--- Extracted records Enclosed Below ---

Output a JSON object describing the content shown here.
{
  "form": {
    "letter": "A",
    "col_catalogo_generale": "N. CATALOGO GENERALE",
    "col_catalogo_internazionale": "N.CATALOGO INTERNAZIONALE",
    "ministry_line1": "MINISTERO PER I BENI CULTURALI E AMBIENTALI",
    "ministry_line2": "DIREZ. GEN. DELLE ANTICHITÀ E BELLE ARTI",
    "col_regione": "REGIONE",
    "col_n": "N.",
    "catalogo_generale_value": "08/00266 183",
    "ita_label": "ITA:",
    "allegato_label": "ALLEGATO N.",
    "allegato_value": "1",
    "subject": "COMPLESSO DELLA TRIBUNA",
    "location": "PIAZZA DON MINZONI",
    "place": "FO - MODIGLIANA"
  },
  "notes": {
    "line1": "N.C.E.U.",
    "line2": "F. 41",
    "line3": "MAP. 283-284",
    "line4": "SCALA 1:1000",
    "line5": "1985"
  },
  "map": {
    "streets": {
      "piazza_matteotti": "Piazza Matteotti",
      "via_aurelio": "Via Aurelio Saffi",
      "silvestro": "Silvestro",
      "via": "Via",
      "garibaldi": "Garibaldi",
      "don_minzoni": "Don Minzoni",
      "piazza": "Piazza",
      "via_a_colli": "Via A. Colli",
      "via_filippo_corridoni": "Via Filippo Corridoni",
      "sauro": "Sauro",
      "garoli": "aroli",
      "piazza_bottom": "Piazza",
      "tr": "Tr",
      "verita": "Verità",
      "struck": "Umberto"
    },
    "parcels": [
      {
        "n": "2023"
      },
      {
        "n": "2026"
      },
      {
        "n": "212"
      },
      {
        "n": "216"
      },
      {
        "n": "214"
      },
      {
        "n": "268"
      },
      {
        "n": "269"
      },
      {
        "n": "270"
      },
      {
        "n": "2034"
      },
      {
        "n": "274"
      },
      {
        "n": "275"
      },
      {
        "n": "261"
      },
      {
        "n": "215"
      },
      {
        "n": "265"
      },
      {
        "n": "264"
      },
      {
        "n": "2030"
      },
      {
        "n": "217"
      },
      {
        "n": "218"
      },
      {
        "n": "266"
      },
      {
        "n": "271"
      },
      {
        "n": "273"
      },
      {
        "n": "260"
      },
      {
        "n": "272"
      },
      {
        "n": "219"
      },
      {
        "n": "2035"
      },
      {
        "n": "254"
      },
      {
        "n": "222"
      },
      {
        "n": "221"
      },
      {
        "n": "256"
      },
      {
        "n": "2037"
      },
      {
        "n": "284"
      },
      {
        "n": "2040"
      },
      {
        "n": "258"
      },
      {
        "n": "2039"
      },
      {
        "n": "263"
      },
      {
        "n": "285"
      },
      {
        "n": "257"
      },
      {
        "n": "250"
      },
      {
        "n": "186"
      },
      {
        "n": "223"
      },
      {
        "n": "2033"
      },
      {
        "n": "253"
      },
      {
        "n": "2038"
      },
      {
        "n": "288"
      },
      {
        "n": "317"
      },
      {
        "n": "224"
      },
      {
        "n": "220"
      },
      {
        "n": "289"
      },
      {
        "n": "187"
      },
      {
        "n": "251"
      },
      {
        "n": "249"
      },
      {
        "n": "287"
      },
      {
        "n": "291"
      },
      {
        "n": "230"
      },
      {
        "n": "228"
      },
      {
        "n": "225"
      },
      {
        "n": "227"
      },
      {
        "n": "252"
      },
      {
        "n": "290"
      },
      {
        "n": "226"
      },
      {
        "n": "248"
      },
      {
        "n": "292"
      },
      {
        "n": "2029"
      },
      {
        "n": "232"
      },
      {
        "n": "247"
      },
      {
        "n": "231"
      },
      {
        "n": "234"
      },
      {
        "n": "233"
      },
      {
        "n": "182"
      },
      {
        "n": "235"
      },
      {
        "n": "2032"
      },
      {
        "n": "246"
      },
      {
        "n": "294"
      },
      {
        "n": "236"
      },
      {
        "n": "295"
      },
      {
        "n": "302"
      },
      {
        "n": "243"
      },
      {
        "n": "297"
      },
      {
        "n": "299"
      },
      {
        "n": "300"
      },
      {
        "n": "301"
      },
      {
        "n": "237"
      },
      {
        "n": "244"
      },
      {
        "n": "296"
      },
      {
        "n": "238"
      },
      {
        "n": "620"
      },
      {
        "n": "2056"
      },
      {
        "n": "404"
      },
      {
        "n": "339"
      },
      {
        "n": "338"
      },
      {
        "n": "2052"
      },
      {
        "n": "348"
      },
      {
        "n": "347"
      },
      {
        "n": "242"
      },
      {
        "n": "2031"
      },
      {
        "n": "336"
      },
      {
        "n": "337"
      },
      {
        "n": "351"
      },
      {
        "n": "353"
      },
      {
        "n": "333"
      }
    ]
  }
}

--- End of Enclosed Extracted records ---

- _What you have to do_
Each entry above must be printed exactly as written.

- _Finished exercise_
Output a JSON object describing the content shown here.
{
  "form": {
    "letter": "A",
    "col_catalogo_generale": "N. CATALOGO GENERALE",
    "col_catalogo_internazionale": "N.CATALOGO INTERNAZIONALE",
    "ministry_line1": "MINISTERO PER I BENI CULTURALI E AMBIENTALI",
    "ministry_line2": "DIREZ. GEN. DELLE ANTICHITÀ E BELLE ARTI",
    "col_regione": "REGIONE",
    "col_n": "N.",
    "catalogo_generale_value": "08/00266 183",
    "ita_label": "ITA:",
    "allegato_label": "ALLEGATO N.",
    "allegato_value": "1",
    "subject": "COMPLESSO DELLA TRIBUNA",
    "location": "PIAZZA DON MINZONI",
    "place": "FO - MODIGLIANA"
  },
  "notes": {
    "line1": "N.C.E.U.",
    "line2": "F. 41",
    "line3": "MAP. 283-284",
    "line4": "SCALA 1:1000",
    "line5": "1985"
  },
  "map": {
    "streets": {
      "piazza_matteotti": "Piazza Matteotti",
      "via_aurelio": "Via Aurelio Saffi",
      "silvestro": "Silvestro",
      "via": "Via",
      "garibaldi": "Garibaldi",
      "don_minzoni": "Don Minzoni",
      "piazza": "Piazza",
      "via_a_colli": "Via A. Colli",
      "via_filippo_corridoni": "Via Filippo Corridoni",
      "sauro": "Sauro",
      "garoli": "aroli",
      "piazza_bottom": "Piazza",
      "tr": "Tr",
      "verita": "Verità",
      "struck": "Umberto"
    },
    "parcels": [
      {
        "n": "2023"
      },
      {
        "n": "2026"
      },
      {
        "n": "212"
      },
      {
        "n": "216"
      },
      {
        "n": "214"
      },
      {
        "n": "268"
      },
      {
        "n": "269"
      },
      {
        "n": "270"
      },
      {
        "n": "2034"
      },
      {
        "n": "274"
      },
      {
        "n": "275"
      },
      {
        "n": "261"
      },
      {
        "n": "215"
      },
      {
        "n": "265"
      },
      {
        "n": "264"
      },
      {
        "n": "2030"
      },
      {
        "n": "217"
      },
      {
        "n": "218"
      },
      {
        "n": "266"
      },
      {
        "n": "271"
      },
      {
        "n": "273"
      },
      {
        "n": "260"
      },
      {
        "n": "272"
      },
      {
        "n": "219"
      },
      {
        "n": "2035"
      },
      {
        "n": "254"
      },
      {
        "n": "222"
      },
      {
        "n": "221"
      },
      {
        "n": "256"
      },
      {
        "n": "2037"
      },
      {
        "n": "284"
      },
      {
        "n": "2040"
      },
      {
        "n": "258"
      },
      {
        "n": "2039"
      },
      {
        "n": "263"
      },
      {
        "n": "285"
      },
      {
        "n": "257"
      },
      {
        "n": "250"
      },
      {
        "n": "186"
      },
      {
        "n": "223"
      },
      {
        "n": "2033"
      },
      {
        "n": "253"
      },
      {
        "n": "2038"
      },
      {
        "n": "288"
      },
      {
        "n": "317"
      },
      {
        "n": "224"
      },
      {
        "n": "220"
      },
      {
        "n": "289"
      },
      {
        "n": "187"
      },
      {
        "n": "251"
      },
      {
        "n": "249"
      },
      {
        "n": "287"
      },
      {
        "n": "291"
      },
      {
        "n": "230"
      },
      {
        "n": "228"
      },
      {
        "n": "225"
      },
      {
        "n": "227"
      },
      {
        "n": "252"
      },
      {
        "n": "290"
      },
      {
        "n": "226"
      },
      {
        "n": "248"
      },
      {
        "n": "292"
      },
      {
        "n": "2029"
      },
      {
        "n": "232"
      },
      {
        "n": "247"
      },
      {
        "n": "231"
      },
      {
        "n": "234"
      },
      {
        "n": "233"
      },
      {
        "n": "182"
      },
      {
        "n": "235"
      },
      {
        "n": "2032"
      },
      {
        "n": "246"
      },
      {
        "n": "294"
      },
      {
        "n": "236"
      },
      {
        "n": "295"
      },
      {
        "n": "302"
      },
      {
        "n": "243"
      },
      {
        "n": "297"
      },
      {
        "n": "299"
      },
      {
        "n": "300"
      },
      {
        "n": "301"
      },
      {
        "n": "237"
      },
      {
        "n": "244"
      },
      {
        "n": "296"
      },
      {
        "n": "238"
      },
      {
        "n": "620"
      },
      {
        "n": "2056"
      },
      {
        "n": "404"
      },
      {
        "n": "339"
      },
      {
        "n": "338"
      },
      {
        "n": "2052"
      },
      {
        "n": "348"
      },
      {
        "n": "347"
      },
      {
        "n": "242"
      },
      {
        "n": "2031"
      },
      {
        "n": "336"
      },
      {
        "n": "337"
      },
      {
        "n": "351"
      },
      {
        "n": "353"
      },
      {
        "n": "333"
      }
    ]
  }
}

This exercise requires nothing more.